Understanding the technology present in a lens is essential for making informed decisions about which models you need in your kitbag. As with most photographic equipment, there are times when you will find that a feature does not offer a significant-enough advantage to justify the financial outlay, while in other circumstances it may be almost impossible to create the images you need without a certain piece of kit.
With photographic lenses the presence of such features may not be indicated as obviously as by having a physical switch, for example lens coatings or internal mechanisms. Often features will be denoted by prefixes or suffixes in the lens nomenclature – those letters and numbers that make up the often unwieldy and confusing lens names.
This can make lenses seem like an obscure and intimidating area of the market, but they're really not! Here we’ll take an in-depth look at lens technology and the terms that are commonly used to indicate its inclusion. We haven't got every single lens manufacturer here, but have tried to cover the most common.
Wide-angle lenses are generally accepted to be optics with a focal length of less than approximately 40mm, and today they cover everything down to 10mm for APS-C camera models and around 12mm for full-frame sensors. These are the optics of choice for professional landscape and travel photographers, but they find a use in a wide range of shooting scenarios, from environmental portraiture to sports.
In some respects it is in this range of optics that naming conventions have the most potential to confuse buyers. This is because, as digital photography developed, there was a division between lenses that were needed for wide-angle photography on digital models, and those that were capable of being brought over from film systems.
Due to the smaller sensor area of early digital cameras and the APS-C models available today, the multiplication factor applied to the focal length of mounted lenses means that wider than usual settings are needed to produce truly wide-angle perspectives. The optical designs required to enable this to happen, however, mean that standard full-frame compatible lenses would be prohibitively large, heavy and expensive to manufacture. The solution has been to produce lines of digital-only lenses, with smaller image circles to cover the smaller sensor formats. This enables reduced focal lengths without enormous element diameters.
It is important to recognize which lenses are available for use on both crop-frame and 24x36mm format sensors. While there are now telephoto lenses with smaller image circles, this is usually for weight and portability benefits in mirrorless camera systems.
Other key features of wide-angle lenses are those that address the optical challenges of wide perspectives. These include chemical coatings and glass element designs to reduce edge fringing and geometric distortions, among other things. Designations to look out for are ASPH, which indicates the use of aspherical elements for reduced distortion, and ED or ULD, which denotes special low-dispersion glass. These lens elements are designed to more effectively focus light of different colours at the same point, thereby reducing chromatic aberration.
Just as ultra-wide lenses are required for stretched perspectives, frame-filling shots of far-off subjects cannot be achieved without the use of telephoto optics. Whether you select a long telephoto prime lens, such as a 500mm f/4, or a telephoto zoom, like a 70-300mm f/4-5.6, these models enable the photographer to refine their composition precisely, cropping out unwanted environmental detail.
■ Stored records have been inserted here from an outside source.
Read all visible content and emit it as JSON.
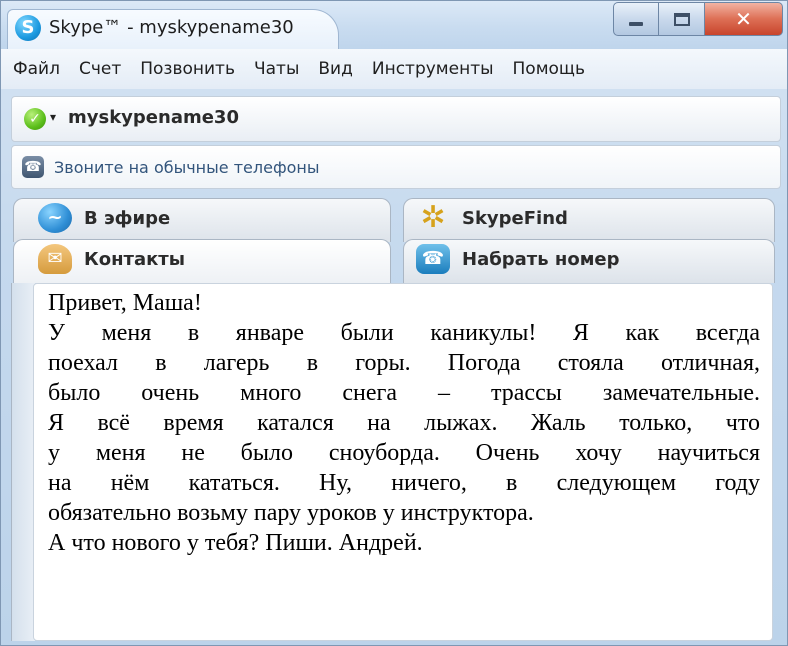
{
  "window": {
    "title": "Skype™ - myskypename30",
    "app_icon": "S",
    "close_glyph": "✕"
  },
  "menu": [
    "Файл",
    "Счет",
    "Позвонить",
    "Чаты",
    "Вид",
    "Инструменты",
    "Помощь"
  ],
  "account": {
    "name": "myskypename30",
    "status_icon": "online-status-icon",
    "dropdown": "▾"
  },
  "call_bar": {
    "label": "Звоните на обычные телефоны",
    "icon": "phone-icon"
  },
  "tabs": [
    {
      "label": "В эфире",
      "icon": "online-icon"
    },
    {
      "label": "SkypeFind",
      "icon": "skypefind-icon"
    },
    {
      "label": "Контакты",
      "icon": "contacts-icon"
    },
    {
      "label": "Набрать номер",
      "icon": "dial-icon"
    }
  ],
  "message": {
    "greeting": "Привет, Маша!",
    "lines": [
      "У меня в январе были каникулы! Я как всегда",
      "поехал в лагерь в горы. Погода стояла отличная,",
      "было очень много снега – трассы замечательные.",
      "Я всё время катался на лыжах. Жаль только, что",
      "у меня не было сноуборда. Очень хочу научиться",
      "на нём кататься. Ну, ничего, в следующем году",
      "обязательно возьму пару уроков у инструктора."
    ],
    "closing": "А что нового у тебя? Пиши. Андрей."
  },
  "colors": {
    "window_frame": "#c5d9ee",
    "close_button": "#dd6f55",
    "link": "#33557c"
  }
}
These lenses are usually the choice of wildlife and sports photographers – most notably models with focal lengths of above 300mm. For this reason the features incorporated into telephotos are usually geared towards allowing rapid work – quickly achieving focus and enabling near-instantaneous recomposition.
Due to the higher magnification, camera shake is also a far greater probability when using telephoto optics, so professional models almost always make use of image stabilization technology. This makes handheld shooting in lower ambient lighting a possibility, by varying the position of specialized lens elements to counteract camera shift. The effectiveness of this system varies from lens to lens, although most contemporary stabilizers enable up to three stops of shake reduction as a minimum.
On more advanced lenses you will find additional speed-beneficial features, such as supersonic wave autofocus motors, internal and rear-focusing mechanisms, and the ability to apply manual focus adjustments at any time, even if AF is active. While these may not be worth the extra investment if you rarely shoot in extremely fast-moving scenarios, for working pros and advanced enthusiasts they can mean the difference between grabbing a shot and missing a winning opportunity.